Merle Haggard & The Strangers

Dewey Groom's Longhorn Ballroom (Dallas, TX)

Feb 13, 1982

  • play
  • add
  • favorite
  1. 1 Misery and Gin 03:32
  2. 2 I Think I'll Just Stay Here And Drink 04:08
  3. 3 Back To The Bar Rooms Again 02:29
  4. 4 Our Paths May Never Cross 04:08
  5. 5 Interlude 01:23
  6. 6 It's Been a Great Afternoon 03:02
  7. 7 My Favorite Memory 04:39
  8. 8 Going Where The Lonely Go 06:49
  9. 9 Mama Tried 02:53
  10. 10 The Mule 03:51
  11. 11 The Breakdown 03:02
  12. 12 Brain Cloudy Blues 05:00
  13. 13 Tulare Dust / The Way I Am 03:43
  14. 14 Bull And The Beaver 02:40
  15. 15 Swinging Doors (Incomplete) 05:49
  16. 16 Good Old American Guest 03:58
  17. 17 This Cold War With You 04:23
  18. 18 Always Late (With Your Kisses) 03:09
  19. 19 Pennies From Heaven 04:58
  20. 20 Misery 02:41
  21. 21 Right Or Wrong 04:10
More Merle Haggard & The Strangers

Jimmy Belkin - fiddle
Merle Haggard - vocals, guitar
Dennis Hromek - bass
Don Markham - saxophone, trumpet
Roy Nichols - guitar
Bobby Wayne - guitar
Mark Yeary - piano

Johnny Cash may have been one of the first country artists to capitalize on his criminal record, but Merle Haggard was a true outlaw.
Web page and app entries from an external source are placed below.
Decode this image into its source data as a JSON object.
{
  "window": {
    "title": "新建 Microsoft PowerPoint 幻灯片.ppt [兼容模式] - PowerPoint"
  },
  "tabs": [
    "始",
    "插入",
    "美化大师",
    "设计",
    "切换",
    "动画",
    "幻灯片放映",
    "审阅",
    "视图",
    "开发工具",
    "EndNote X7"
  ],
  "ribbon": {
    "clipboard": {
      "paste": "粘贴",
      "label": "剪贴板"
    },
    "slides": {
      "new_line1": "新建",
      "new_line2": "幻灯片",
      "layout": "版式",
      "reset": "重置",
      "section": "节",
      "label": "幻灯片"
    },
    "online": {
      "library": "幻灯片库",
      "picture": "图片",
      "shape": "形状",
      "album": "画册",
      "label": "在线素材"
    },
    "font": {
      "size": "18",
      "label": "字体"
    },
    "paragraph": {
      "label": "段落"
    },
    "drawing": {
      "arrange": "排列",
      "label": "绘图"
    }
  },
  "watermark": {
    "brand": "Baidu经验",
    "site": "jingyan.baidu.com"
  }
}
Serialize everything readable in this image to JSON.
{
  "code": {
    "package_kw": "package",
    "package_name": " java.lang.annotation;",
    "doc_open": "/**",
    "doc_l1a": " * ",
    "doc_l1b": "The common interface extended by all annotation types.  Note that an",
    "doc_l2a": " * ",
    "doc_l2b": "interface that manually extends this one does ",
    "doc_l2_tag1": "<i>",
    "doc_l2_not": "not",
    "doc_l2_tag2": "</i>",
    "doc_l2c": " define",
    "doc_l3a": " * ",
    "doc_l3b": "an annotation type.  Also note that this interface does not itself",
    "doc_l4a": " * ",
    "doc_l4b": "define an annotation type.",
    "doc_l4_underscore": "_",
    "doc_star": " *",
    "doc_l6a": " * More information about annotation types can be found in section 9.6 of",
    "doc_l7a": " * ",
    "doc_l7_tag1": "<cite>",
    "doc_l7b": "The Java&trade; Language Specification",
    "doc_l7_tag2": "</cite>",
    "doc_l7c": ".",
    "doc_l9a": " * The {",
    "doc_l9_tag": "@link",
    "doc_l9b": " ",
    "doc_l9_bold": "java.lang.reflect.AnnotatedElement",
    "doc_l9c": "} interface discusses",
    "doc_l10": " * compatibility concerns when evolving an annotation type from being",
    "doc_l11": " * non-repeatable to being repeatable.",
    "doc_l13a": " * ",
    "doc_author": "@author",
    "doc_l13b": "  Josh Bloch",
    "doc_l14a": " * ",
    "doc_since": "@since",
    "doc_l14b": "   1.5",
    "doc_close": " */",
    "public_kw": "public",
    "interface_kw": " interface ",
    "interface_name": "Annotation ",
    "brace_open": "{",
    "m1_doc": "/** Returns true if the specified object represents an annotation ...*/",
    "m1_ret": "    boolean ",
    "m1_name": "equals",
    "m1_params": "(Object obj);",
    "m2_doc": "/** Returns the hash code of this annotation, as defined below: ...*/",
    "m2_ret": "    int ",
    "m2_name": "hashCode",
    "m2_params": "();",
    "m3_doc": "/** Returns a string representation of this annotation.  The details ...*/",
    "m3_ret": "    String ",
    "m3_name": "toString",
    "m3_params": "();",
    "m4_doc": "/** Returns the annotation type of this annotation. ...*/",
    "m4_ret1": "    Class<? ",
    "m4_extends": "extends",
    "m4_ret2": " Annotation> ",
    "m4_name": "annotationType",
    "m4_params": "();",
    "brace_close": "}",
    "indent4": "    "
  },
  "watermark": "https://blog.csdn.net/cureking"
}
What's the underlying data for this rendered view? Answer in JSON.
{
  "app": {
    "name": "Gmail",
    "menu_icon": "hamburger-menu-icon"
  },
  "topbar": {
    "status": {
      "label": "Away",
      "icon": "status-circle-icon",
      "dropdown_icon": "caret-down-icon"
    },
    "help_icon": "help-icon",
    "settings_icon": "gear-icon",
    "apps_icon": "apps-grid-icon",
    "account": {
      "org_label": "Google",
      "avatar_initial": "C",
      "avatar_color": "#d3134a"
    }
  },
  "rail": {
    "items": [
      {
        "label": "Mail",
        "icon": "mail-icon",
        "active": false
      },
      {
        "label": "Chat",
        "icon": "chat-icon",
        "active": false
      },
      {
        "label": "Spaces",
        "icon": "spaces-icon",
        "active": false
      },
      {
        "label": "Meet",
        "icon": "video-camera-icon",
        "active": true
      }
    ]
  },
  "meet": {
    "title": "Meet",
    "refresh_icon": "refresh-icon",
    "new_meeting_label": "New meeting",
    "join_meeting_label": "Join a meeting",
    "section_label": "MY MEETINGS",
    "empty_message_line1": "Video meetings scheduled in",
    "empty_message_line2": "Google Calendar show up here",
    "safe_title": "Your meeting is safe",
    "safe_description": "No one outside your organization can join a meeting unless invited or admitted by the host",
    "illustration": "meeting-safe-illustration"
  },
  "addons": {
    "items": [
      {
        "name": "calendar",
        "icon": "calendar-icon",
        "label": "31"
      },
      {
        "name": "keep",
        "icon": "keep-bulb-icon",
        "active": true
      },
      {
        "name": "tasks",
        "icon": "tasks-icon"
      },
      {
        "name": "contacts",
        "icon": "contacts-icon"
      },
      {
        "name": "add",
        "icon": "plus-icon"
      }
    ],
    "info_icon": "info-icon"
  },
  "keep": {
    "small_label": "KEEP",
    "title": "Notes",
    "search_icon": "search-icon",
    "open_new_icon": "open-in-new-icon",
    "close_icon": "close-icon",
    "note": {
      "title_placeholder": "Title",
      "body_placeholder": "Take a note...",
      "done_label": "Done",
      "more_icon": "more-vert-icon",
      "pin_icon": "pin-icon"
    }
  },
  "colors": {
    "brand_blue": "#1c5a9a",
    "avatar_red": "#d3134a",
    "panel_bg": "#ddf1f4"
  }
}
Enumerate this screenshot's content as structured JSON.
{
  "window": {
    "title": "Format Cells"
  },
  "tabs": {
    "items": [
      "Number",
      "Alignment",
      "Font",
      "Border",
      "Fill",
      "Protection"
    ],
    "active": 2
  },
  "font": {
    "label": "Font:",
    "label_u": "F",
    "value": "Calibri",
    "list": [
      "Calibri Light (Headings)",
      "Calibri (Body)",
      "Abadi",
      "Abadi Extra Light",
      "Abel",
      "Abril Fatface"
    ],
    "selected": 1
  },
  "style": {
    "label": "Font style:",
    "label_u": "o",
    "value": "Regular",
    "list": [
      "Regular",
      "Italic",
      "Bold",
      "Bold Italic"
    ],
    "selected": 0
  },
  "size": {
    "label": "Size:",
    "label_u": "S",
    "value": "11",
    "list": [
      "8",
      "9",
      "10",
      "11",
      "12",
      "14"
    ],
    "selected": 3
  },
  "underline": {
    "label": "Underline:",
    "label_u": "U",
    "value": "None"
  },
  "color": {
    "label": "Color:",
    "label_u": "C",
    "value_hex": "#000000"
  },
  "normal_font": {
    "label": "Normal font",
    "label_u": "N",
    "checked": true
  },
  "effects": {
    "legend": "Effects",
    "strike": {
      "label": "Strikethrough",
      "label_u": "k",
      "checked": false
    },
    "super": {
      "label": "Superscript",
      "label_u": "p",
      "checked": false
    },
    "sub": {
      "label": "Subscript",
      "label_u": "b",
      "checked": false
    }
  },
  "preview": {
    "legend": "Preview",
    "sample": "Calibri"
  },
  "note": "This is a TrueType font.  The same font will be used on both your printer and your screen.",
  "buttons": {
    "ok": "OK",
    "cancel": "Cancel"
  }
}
Whereas the Man in Black only recorded a legendary album at San Quentin Prison, Haggard had actually been an inmate there.

The son of Dust Bowl refugees, Merle Haggard grew up at a time when his native Bakersfield was fast becoming a hot spot for Western swing and country music. He managed to stay out of reform school and jail just long enough to begin making a name for himself, and by the end of the '60s, he had become country's biggest star.

These two shows, recorded appropriately in Dallas, Texas, are full of the kind of hard livin', true life tales that made Merle famous. The performances are near flawless, with backing band The Strangers embellishing each song with tasteful pickin' and fiddlin.' Somehow, Haggard and his crew managed to arrive on the other side of the '70s completely unaffected by the awful trends that plagued Nashville for most of that decade. The sound is amped up, for sure, with electric instruments and an edgy attitude, but still firmly rooted in tradition.

Haggard seems able to tap into heartache and hangovers like none other; cowboys and rockers alike can't help but identify with these stories. This is true country - zero pretension and a whole lotta feeling, just like it was meant to be.